====== Information supplied ======

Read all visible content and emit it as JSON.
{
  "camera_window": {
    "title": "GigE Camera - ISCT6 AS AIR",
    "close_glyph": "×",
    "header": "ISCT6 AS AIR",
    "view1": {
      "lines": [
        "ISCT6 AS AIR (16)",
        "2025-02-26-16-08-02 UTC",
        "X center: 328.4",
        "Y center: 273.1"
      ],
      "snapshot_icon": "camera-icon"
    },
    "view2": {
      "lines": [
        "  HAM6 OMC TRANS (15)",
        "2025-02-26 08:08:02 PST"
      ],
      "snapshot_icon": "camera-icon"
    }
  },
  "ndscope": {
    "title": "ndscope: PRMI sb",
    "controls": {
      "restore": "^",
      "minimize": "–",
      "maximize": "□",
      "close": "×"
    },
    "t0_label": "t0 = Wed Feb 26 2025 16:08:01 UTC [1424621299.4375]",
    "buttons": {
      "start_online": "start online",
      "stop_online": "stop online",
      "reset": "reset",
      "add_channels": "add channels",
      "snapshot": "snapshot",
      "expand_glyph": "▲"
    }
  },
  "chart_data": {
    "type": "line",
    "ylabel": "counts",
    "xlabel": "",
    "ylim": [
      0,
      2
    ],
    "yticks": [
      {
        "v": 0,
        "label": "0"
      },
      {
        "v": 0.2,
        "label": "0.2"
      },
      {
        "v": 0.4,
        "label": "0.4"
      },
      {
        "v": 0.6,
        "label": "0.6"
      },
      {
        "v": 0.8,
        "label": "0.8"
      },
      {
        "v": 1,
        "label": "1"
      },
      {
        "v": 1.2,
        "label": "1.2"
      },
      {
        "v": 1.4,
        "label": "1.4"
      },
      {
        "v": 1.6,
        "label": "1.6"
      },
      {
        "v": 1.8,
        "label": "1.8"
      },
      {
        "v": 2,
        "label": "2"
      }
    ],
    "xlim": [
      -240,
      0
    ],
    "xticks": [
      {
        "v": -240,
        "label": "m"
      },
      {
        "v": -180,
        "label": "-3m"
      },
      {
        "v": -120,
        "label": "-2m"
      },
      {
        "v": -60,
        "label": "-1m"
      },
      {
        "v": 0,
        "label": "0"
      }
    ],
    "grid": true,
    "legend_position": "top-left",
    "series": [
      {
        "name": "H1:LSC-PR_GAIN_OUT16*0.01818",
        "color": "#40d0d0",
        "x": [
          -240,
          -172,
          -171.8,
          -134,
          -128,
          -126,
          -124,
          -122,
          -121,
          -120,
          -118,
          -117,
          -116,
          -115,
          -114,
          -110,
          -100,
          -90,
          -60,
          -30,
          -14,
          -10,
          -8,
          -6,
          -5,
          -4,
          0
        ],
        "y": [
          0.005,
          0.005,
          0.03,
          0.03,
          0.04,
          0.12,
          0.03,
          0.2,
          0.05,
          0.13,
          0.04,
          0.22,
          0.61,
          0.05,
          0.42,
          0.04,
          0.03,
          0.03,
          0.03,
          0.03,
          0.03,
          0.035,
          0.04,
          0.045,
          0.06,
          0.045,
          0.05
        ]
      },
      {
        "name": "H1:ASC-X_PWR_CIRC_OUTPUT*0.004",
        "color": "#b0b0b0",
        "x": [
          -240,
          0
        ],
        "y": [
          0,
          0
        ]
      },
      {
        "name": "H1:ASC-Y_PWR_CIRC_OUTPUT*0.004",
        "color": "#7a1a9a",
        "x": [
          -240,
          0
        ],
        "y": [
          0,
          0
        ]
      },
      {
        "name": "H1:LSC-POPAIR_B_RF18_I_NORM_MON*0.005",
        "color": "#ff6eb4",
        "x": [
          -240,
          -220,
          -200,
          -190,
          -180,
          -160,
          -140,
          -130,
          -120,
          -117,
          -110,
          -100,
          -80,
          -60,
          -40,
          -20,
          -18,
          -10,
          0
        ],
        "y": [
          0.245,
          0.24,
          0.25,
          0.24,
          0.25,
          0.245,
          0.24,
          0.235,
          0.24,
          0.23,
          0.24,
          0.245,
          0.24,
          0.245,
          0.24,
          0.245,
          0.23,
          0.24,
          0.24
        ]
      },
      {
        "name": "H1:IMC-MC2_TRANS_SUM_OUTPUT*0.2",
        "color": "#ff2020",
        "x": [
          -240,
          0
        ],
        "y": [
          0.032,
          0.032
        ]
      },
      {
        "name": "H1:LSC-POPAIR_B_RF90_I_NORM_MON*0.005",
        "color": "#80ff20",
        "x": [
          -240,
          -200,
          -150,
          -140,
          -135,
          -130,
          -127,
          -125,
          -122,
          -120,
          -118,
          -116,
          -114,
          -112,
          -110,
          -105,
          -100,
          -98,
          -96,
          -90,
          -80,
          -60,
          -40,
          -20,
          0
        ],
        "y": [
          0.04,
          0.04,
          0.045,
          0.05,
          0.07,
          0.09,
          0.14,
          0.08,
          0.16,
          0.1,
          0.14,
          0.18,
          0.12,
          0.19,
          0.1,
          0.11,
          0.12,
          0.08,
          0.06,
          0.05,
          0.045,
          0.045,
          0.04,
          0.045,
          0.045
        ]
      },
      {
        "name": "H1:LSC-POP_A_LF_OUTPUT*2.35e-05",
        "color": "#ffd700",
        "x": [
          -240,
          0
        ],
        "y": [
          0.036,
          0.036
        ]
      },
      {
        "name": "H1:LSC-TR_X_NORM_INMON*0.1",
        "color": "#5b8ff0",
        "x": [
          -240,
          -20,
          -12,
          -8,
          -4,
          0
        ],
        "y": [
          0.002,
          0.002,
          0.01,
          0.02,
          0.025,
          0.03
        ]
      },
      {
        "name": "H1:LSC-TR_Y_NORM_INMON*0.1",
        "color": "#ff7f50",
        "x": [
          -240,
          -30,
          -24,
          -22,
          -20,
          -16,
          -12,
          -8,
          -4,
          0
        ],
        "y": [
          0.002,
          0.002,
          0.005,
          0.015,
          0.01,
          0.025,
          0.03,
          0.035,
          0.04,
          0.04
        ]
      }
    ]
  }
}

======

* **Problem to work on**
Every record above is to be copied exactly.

* **Your solution**
Read all visible content and emit it as JSON.
{
  "camera_window": {
    "title": "GigE Camera - ISCT6 AS AIR",
    "close_glyph": "×",
    "header": "ISCT6 AS AIR",
    "view1": {
      "lines": [
        "ISCT6 AS AIR (16)",
        "2025-02-26-16-08-02 UTC",
        "X center: 328.4",
        "Y center: 273.1"
      ],
      "snapshot_icon": "camera-icon"
    },
    "view2": {
      "lines": [
        "  HAM6 OMC TRANS (15)",
        "2025-02-26 08:08:02 PST"
      ],
      "snapshot_icon": "camera-icon"
    }
  },
  "ndscope": {
    "title": "ndscope: PRMI sb",
    "controls": {
      "restore": "^",
      "minimize": "–",
      "maximize": "□",
      "close": "×"
    },
    "t0_label": "t0 = Wed Feb 26 2025 16:08:01 UTC [1424621299.4375]",
    "buttons": {
      "start_online": "start online",
      "stop_online": "stop online",
      "reset": "reset",
      "add_channels": "add channels",
      "snapshot": "snapshot",
      "expand_glyph": "▲"
    }
  },
  "chart_data": {
    "type": "line",
    "ylabel": "counts",
    "xlabel": "",
    "ylim": [
      0,
      2
    ],
    "yticks": [
      {
        "v": 0,
        "label": "0"
      },
      {
        "v": 0.2,
        "label": "0.2"
      },
      {
        "v": 0.4,
        "label": "0.4"
      },
      {
        "v": 0.6,
        "label": "0.6"
      },
      {
        "v": 0.8,
        "label": "0.8"
      },
      {
        "v": 1,
        "label": "1"
      },
      {
        "v": 1.2,
        "label": "1.2"
      },
      {
        "v": 1.4,
        "label": "1.4"
      },
      {
        "v": 1.6,
        "label": "1.6"
      },
      {
        "v": 1.8,
        "label": "1.8"
      },
      {
        "v": 2,
        "label": "2"
      }
    ],
    "xlim": [
      -240,
      0
    ],
    "xticks": [
      {
        "v": -240,
        "label": "m"
      },
      {
        "v": -180,
        "label": "-3m"
      },
      {
        "v": -120,
        "label": "-2m"
      },
      {
        "v": -60,
        "label": "-1m"
      },
      {
        "v": 0,
        "label": "0"
      }
    ],
    "grid": true,
    "legend_position": "top-left",
    "series": [
      {
        "name": "H1:LSC-PR_GAIN_OUT16*0.01818",
        "color": "#40d0d0",
        "x": [
          -240,
          -172,
          -171.8,
          -134,
          -128,
          -126,
          -124,
          -122,
          -121,
          -120,
          -118,
          -117,
          -116,
          -115,
          -114,
          -110,
          -100,
          -90,
          -60,
          -30,
          -14,
          -10,
          -8,
          -6,
          -5,
          -4,
          0
        ],
        "y": [
          0.005,
          0.005,
          0.03,
          0.03,
          0.04,
          0.12,
          0.03,
          0.2,
          0.05,
          0.13,
          0.04,
          0.22,
          0.61,
          0.05,
          0.42,
          0.04,
          0.03,
          0.03,
          0.03,
          0.03,
          0.03,
          0.035,
          0.04,
          0.045,
          0.06,
          0.045,
          0.05
        ]
      },
      {
        "name": "H1:ASC-X_PWR_CIRC_OUTPUT*0.004",
        "color": "#b0b0b0",
        "x": [
          -240,
          0
        ],
        "y": [
          0,
          0
        ]
      },
      {
        "name": "H1:ASC-Y_PWR_CIRC_OUTPUT*0.004",
        "color": "#7a1a9a",
        "x": [
          -240,
          0
        ],
        "y": [
          0,
          0
        ]
      },
      {
        "name": "H1:LSC-POPAIR_B_RF18_I_NORM_MON*0.005",
        "color": "#ff6eb4",
        "x": [
          -240,
          -220,
          -200,
          -190,
          -180,
          -160,
          -140,
          -130,
          -120,
          -117,
          -110,
          -100,
          -80,
          -60,
          -40,
          -20,
          -18,
          -10,
          0
        ],
        "y": [
          0.245,
          0.24,
          0.25,
          0.24,
          0.25,
          0.245,
          0.24,
          0.235,
          0.24,
          0.23,
          0.24,
          0.245,
          0.24,
          0.245,
          0.24,
          0.245,
          0.23,
          0.24,
          0.24
        ]
      },
      {
        "name": "H1:IMC-MC2_TRANS_SUM_OUTPUT*0.2",
        "color": "#ff2020",
        "x": [
          -240,
          0
        ],
        "y": [
          0.032,
          0.032
        ]
      },
      {
        "name": "H1:LSC-POPAIR_B_RF90_I_NORM_MON*0.005",
        "color": "#80ff20",
        "x": [
          -240,
          -200,
          -150,
          -140,
          -135,
          -130,
          -127,
          -125,
          -122,
          -120,
          -118,
          -116,
          -114,
          -112,
          -110,
          -105,
          -100,
          -98,
          -96,
          -90,
          -80,
          -60,
          -40,
          -20,
          0
        ],
        "y": [
          0.04,
          0.04,
          0.045,
          0.05,
          0.07,
          0.09,
          0.14,
          0.08,
          0.16,
          0.1,
          0.14,
          0.18,
          0.12,
          0.19,
          0.1,
          0.11,
          0.12,
          0.08,
          0.06,
          0.05,
          0.045,
          0.045,
          0.04,
          0.045,
          0.045
        ]
      },
      {
        "name": "H1:LSC-POP_A_LF_OUTPUT*2.35e-05",
        "color": "#ffd700",
        "x": [
          -240,
          0
        ],
        "y": [
          0.036,
          0.036
        ]
      },
      {
        "name": "H1:LSC-TR_X_NORM_INMON*0.1",
        "color": "#5b8ff0",
        "x": [
          -240,
          -20,
          -12,
          -8,
          -4,
          0
        ],
        "y": [
          0.002,
          0.002,
          0.01,
          0.02,
          0.025,
          0.03
        ]
      },
      {
        "name": "H1:LSC-TR_Y_NORM_INMON*0.1",
        "color": "#ff7f50",
        "x": [
          -240,
          -30,
          -24,
          -22,
          -20,
          -16,
          -12,
          -8,
          -4,
          0
        ],
        "y": [
          0.002,
          0.002,
          0.005,
          0.015,
          0.01,
          0.025,
          0.03,
          0.035,
          0.04,
          0.04
        ]
      }
    ]
  }
}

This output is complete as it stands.